Open Access. Powered by Scholars. Published by Universities.®

2013

Selected Works

Disease

Karen E. Charlton

Articles 1 - 2 of 2

Full-Text Articles in Life Sciences

Short Term Effects Of Energy Restriction And Dietary Fat Sub-Type On Weight Loss And Disease Risk Factors, Linda C. Tapsell, Marijka Batterham, Xu-Feng Huang, Sze Yen Tan, Grigorijs Teuss, Karen E. Charlton, Jane E. O'Shea, Eva M. Warensjo Apr 2013

Short Term Effects Of Energy Restriction And Dietary Fat Sub-Type On Weight Loss And Disease Risk Factors, Linda C. Tapsell, Marijka Batterham, Xu-Feng Huang, Sze Yen Tan, Grigorijs Teuss, Karen E. Charlton, Jane E. O'Shea, Eva M. Warensjo

Karen E. Charlton

Background and aims: Decreasing energy intake relative to energy expenditure is the indisputable tenet of weight loss. In addition to caloric restriction modification of the type of dietary fat may provide further benefits.
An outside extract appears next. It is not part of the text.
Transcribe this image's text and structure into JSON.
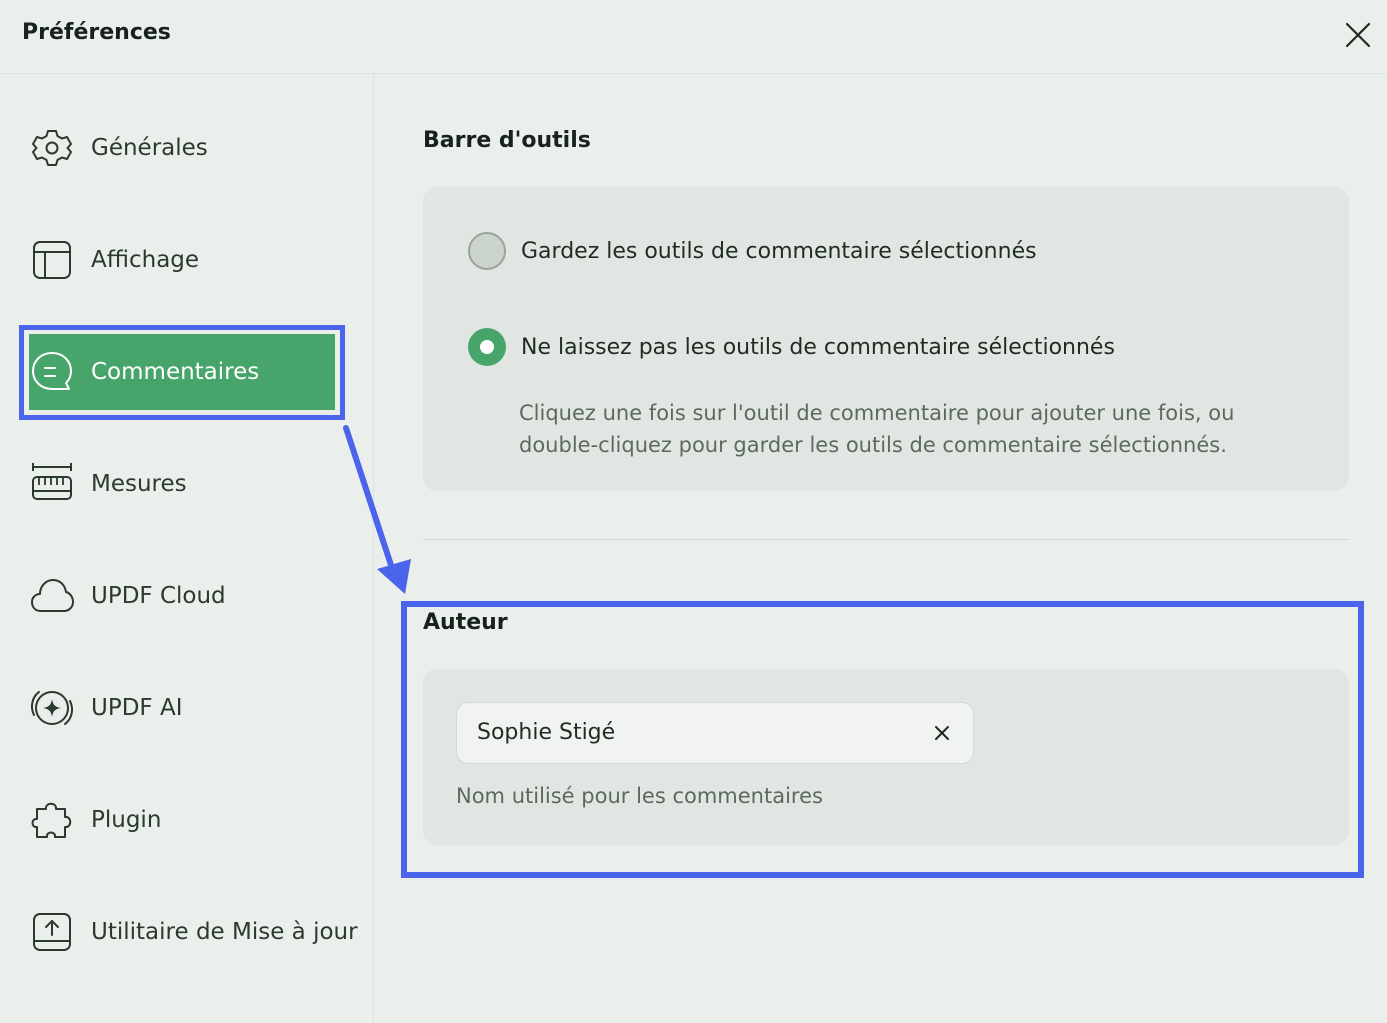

The aim of the present study was to examine the effect of energy restriction alone and with dietary fat modification on weight loss and adiposity, as well as on risk factors for obesity related disease. Methods and results: One-hundred and fifty overweight men and women were randomized into a 3 month controlled trial with four low fat (30% energy) dietary arms: (1) isocaloric (LF); (2) isocaloric with ...


Baseline Characteristics Of Volunteers In The Smart Clinical Trial: Associations Between Habitual Physical Activity And Lifestyle Disease Risk Factors, Qingsheng Zhang, Jane E. O'Shea, Rebecca L. Thorne, Linda C. Tapsell, Marijka Batterham, Karen E. Charlton Apr 2013
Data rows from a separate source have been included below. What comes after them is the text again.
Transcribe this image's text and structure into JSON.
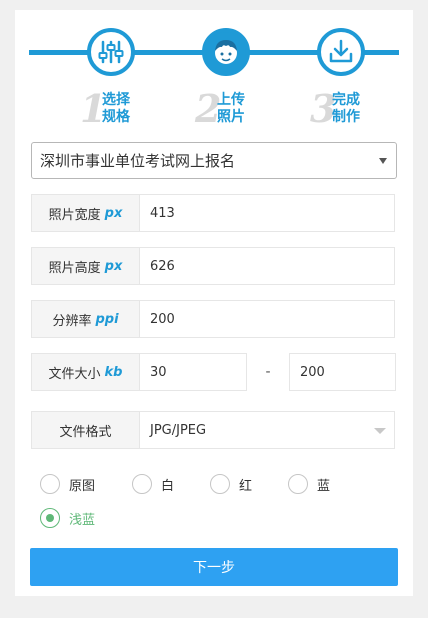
{
  "steps": [
    {
      "number": "1",
      "label": "选择规格",
      "icon": "sliders-icon"
    },
    {
      "number": "2",
      "label": "上传照片",
      "icon": "avatar-icon"
    },
    {
      "number": "3",
      "label": "完成制作",
      "icon": "download-icon"
    }
  ],
  "colors": {
    "accent": "#1f9ad6",
    "button": "#2ea1f2",
    "radio_checked": "#5fb878"
  },
  "school_select": {
    "value": "深圳市事业单位考试网上报名"
  },
  "fields": {
    "width": {
      "label": "照片宽度",
      "unit": "px",
      "value": "413"
    },
    "height": {
      "label": "照片高度",
      "unit": "px",
      "value": "626"
    },
    "resolution": {
      "label": "分辨率",
      "unit": "ppi",
      "value": "200"
    },
    "filesize": {
      "label": "文件大小",
      "unit": "kb",
      "min": "30",
      "separator": "-",
      "max": "200"
    },
    "format": {
      "label": "文件格式",
      "value": "JPG/JPEG"
    }
  },
  "background_options": [
    {
      "label": "原图",
      "checked": false
    },
    {
      "label": "白",
      "checked": false
    },
    {
      "label": "红",
      "checked": false
    },
    {
      "label": "蓝",
      "checked": false
    },
    {
      "label": "浅蓝",
      "checked": true
    }
  ],
  "next_button": {
    "label": "下一步"
  }
}
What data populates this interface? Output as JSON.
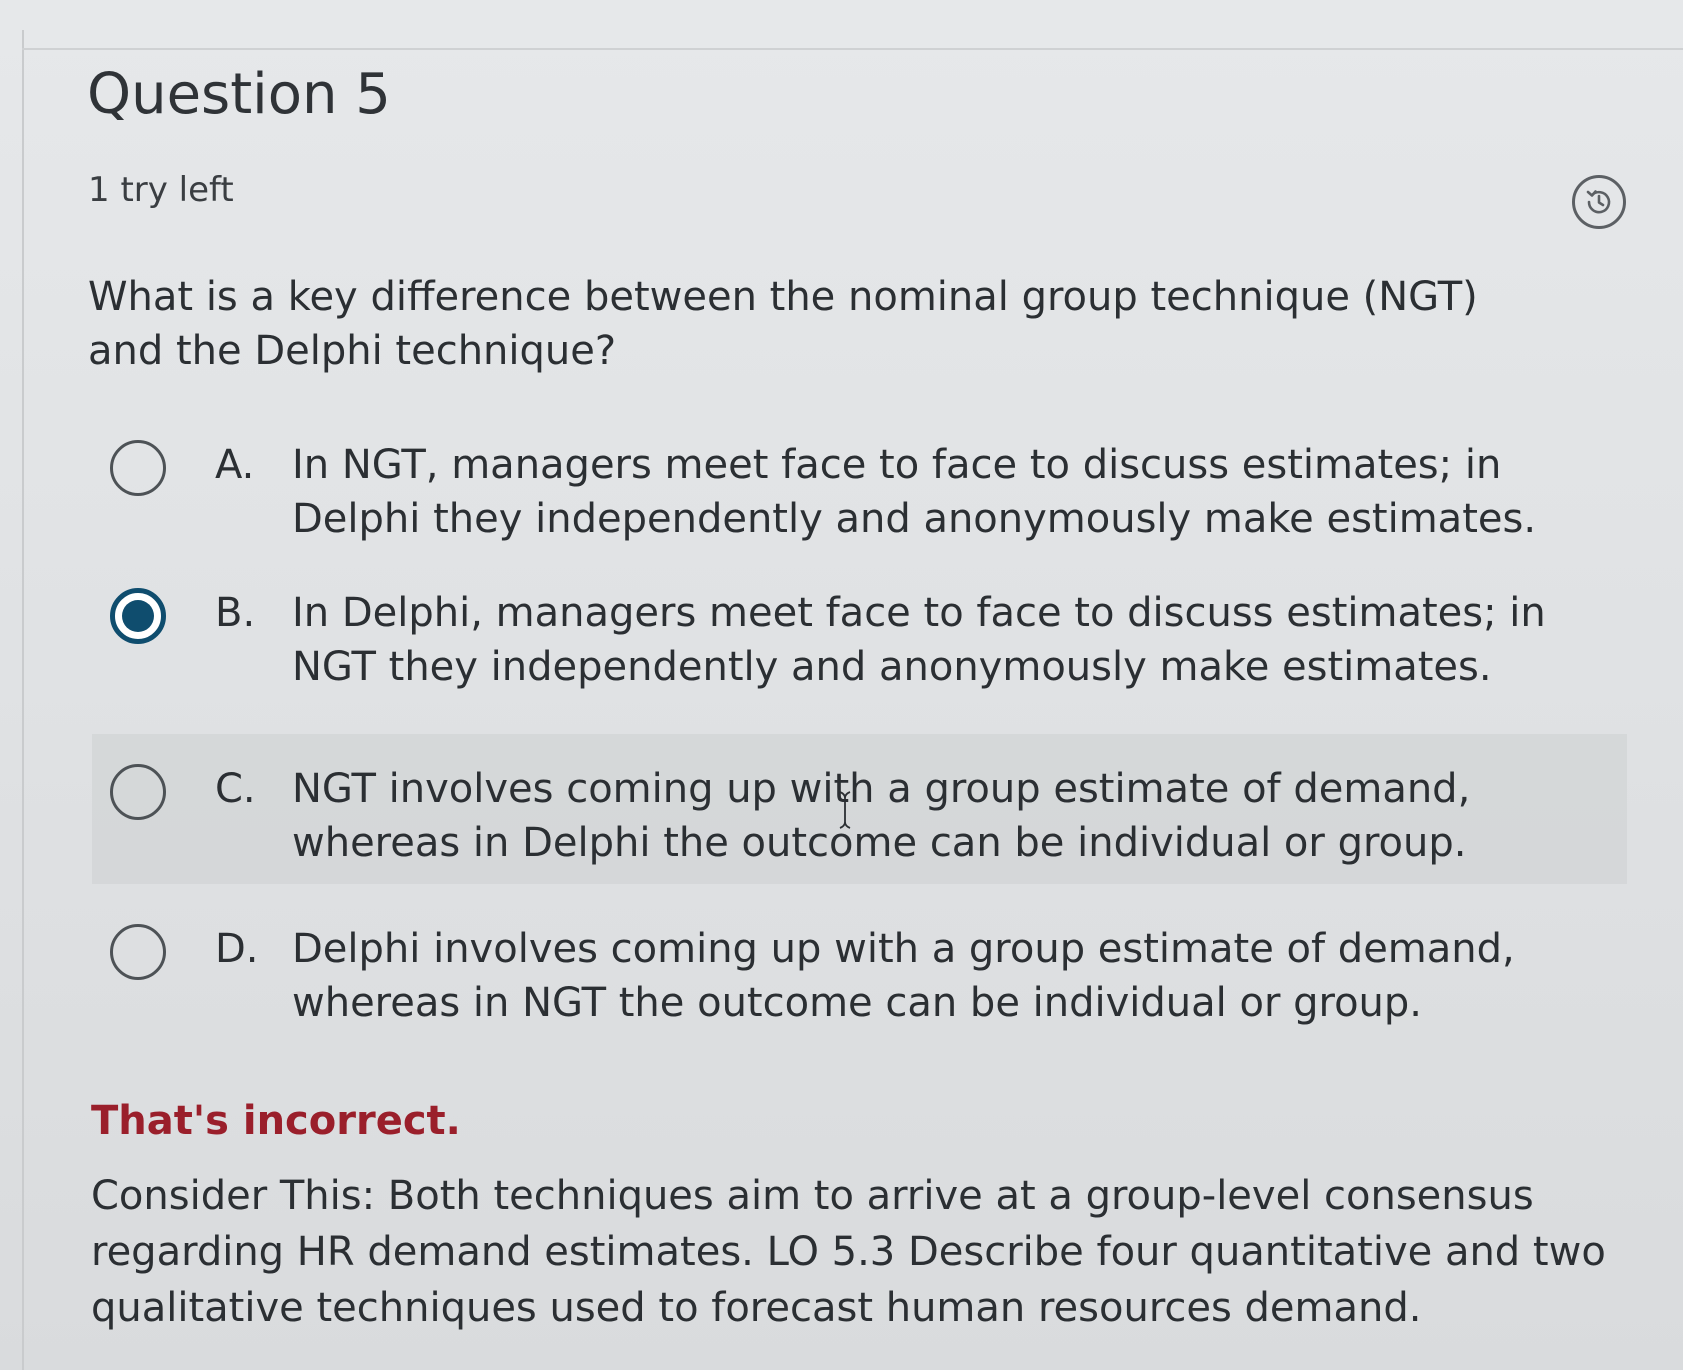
{
  "question": {
    "title": "Question 5",
    "tries_left": "1 try left",
    "prompt": "What is a key difference between the nominal group technique (NGT) and the Delphi technique?"
  },
  "options": [
    {
      "letter": "A.",
      "text": "In NGT, managers meet face to face to discuss estimates; in Delphi they independently and anonymously make estimates.",
      "selected": false
    },
    {
      "letter": "B.",
      "text": "In Delphi, managers meet face to face to discuss estimates; in NGT they independently and anonymously make estimates.",
      "selected": true
    },
    {
      "letter": "C.",
      "text": "NGT involves coming up with a group estimate of demand, whereas in Delphi the outcome can be individual or group.",
      "selected": false
    },
    {
      "letter": "D.",
      "text": "Delphi involves coming up with a group estimate of demand, whereas in NGT the outcome can be individual or group.",
      "selected": false
    }
  ],
  "feedback": {
    "status": "That's incorrect.",
    "explanation": "Consider This: Both techniques aim to arrive at a group-level consensus regarding HR demand estimates. LO 5.3 Describe four quantitative and two qualitative techniques used to forecast human resources demand."
  },
  "icons": {
    "history": "history-icon"
  },
  "colors": {
    "selected_radio": "#0f4d6e",
    "incorrect": "#9a1f2b",
    "text": "#2b2f33"
  }
}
Baseline Characteristics Of Volunteers In The Smart Clinical Trial: Associations Between Habitual Physical Activity And Lifestyle Disease Risk Factors, Qingsheng Zhang, Jane E. O'Shea, Rebecca L. Thorne, Linda C. Tapsell, Marijka Batterham, Karen E. Charlton
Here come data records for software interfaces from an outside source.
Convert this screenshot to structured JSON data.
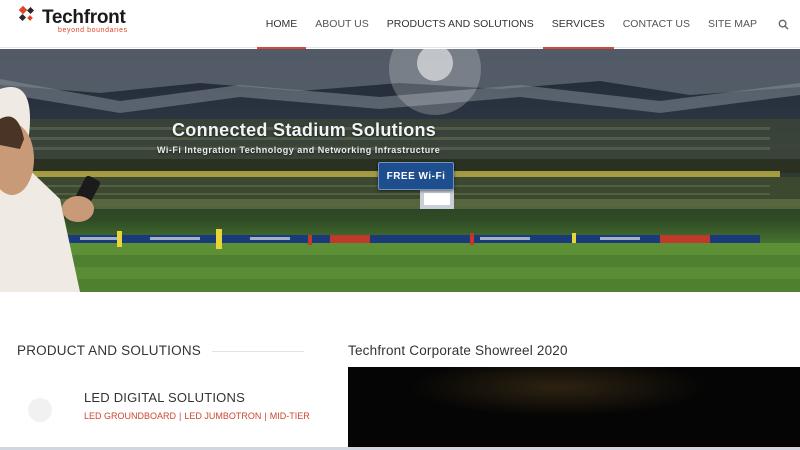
{
  "brand": {
    "name": "Techfront",
    "tagline": "beyond boundaries",
    "accent_color": "#d44a3a"
  },
  "nav": {
    "items": [
      {
        "label": "HOME",
        "active": true
      },
      {
        "label": "ABOUT US",
        "active": false
      },
      {
        "label": "PRODUCTS AND SOLUTIONS",
        "active": false
      },
      {
        "label": "SERVICES",
        "active": true
      },
      {
        "label": "CONTACT US",
        "active": false
      },
      {
        "label": "SITE MAP",
        "active": false
      }
    ],
    "search_icon": "search-icon"
  },
  "hero": {
    "title": "Connected Stadium Solutions",
    "subtitle": "Wi-Fi Integration Technology and Networking Infrastructure",
    "button_label": "FREE Wi-Fi"
  },
  "products": {
    "heading": "PRODUCT AND SOLUTIONS",
    "item": {
      "title": "LED DIGITAL SOLUTIONS",
      "links": [
        "LED GROUNDBOARD",
        "LED JUMBOTRON",
        "MID-TIER"
      ]
    }
  },
  "showreel": {
    "heading": "Techfront Corporate Showreel 2020"
  }
}
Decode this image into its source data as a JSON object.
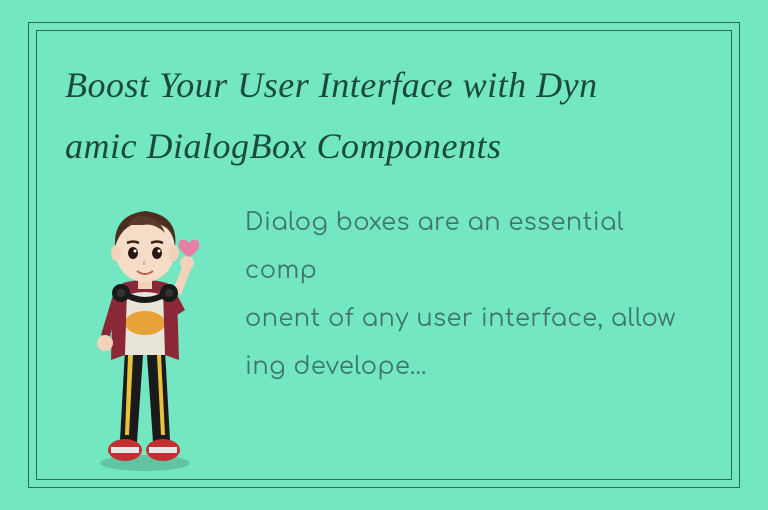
{
  "title_line1": "Boost Your User Interface with Dyn",
  "title_line2": "amic DialogBox Components",
  "body_line1": "Dialog boxes are an essential comp",
  "body_line2": "onent of any user interface, allow",
  "body_line3": "ing develope…"
}
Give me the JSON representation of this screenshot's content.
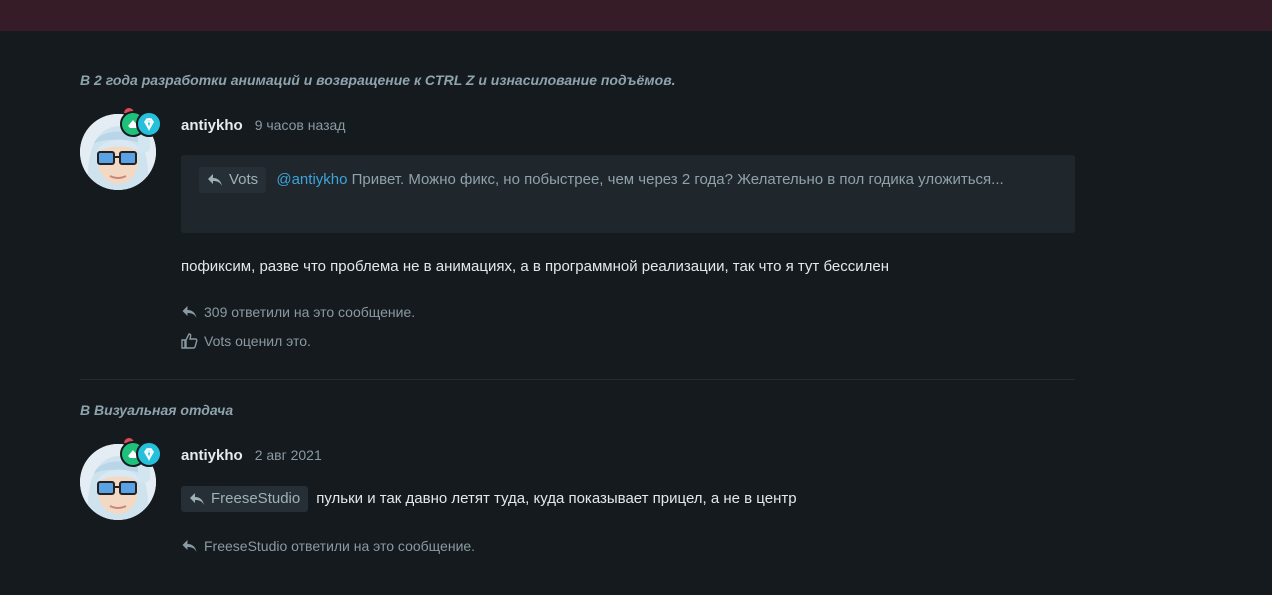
{
  "posts": [
    {
      "context_prefix": "В",
      "context_title": "2 года разработки анимаций и возвращение к CTRL Z и изнасилование подъёмов.",
      "username": "antiykho",
      "timestamp": "9 часов назад",
      "quote": {
        "author": "Vots",
        "mention": "@antiykho",
        "text": "Привет. Можно фикс, но побыстрее, чем через 2 года? Желательно в пол годика уложиться..."
      },
      "message": "пофиксим, разве что проблема не в анимациях, а в программной реализации, так что я тут бессилен",
      "replies_text": "309 ответили на это сообщение.",
      "likes_text": "Vots оценил это."
    },
    {
      "context_prefix": "В",
      "context_title": "Визуальная отдача",
      "username": "antiykho",
      "timestamp": "2 авг 2021",
      "reply_tag": "FreeseStudio",
      "message": "пульки и так давно летят туда, куда показывает прицел, а не в центр",
      "replies_text": "FreeseStudio ответили на это сообщение."
    }
  ],
  "colors": {
    "topbar": "#351c26",
    "background": "#151a1e",
    "mention": "#3ea3da",
    "badge_green": "#1fc07b",
    "badge_cyan": "#27c0dc"
  }
}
Karen E. Charlton

Physical Activity has been suggested to have favorable effects on various cardiovascular risk factors, and may serve as an intervening variable in life-style intervention studies. We aimed to examine the relationship between habitual physical activity and selected cardiovascular markers at baseline in a sample of overweight women who participated in the SMART clinical trial [ACTRN12608000425392]. A sub-sample of eighty-six overweight/obese women (mean age ± S.D.: 45 ± 7.9 years) were included in this analysis. Anthropometric and fasting blood data was collected at baseline (t = 0). Habitual physical activity was assessed by a validated questionnaire (Baecke questionnaire). Associations were examined ...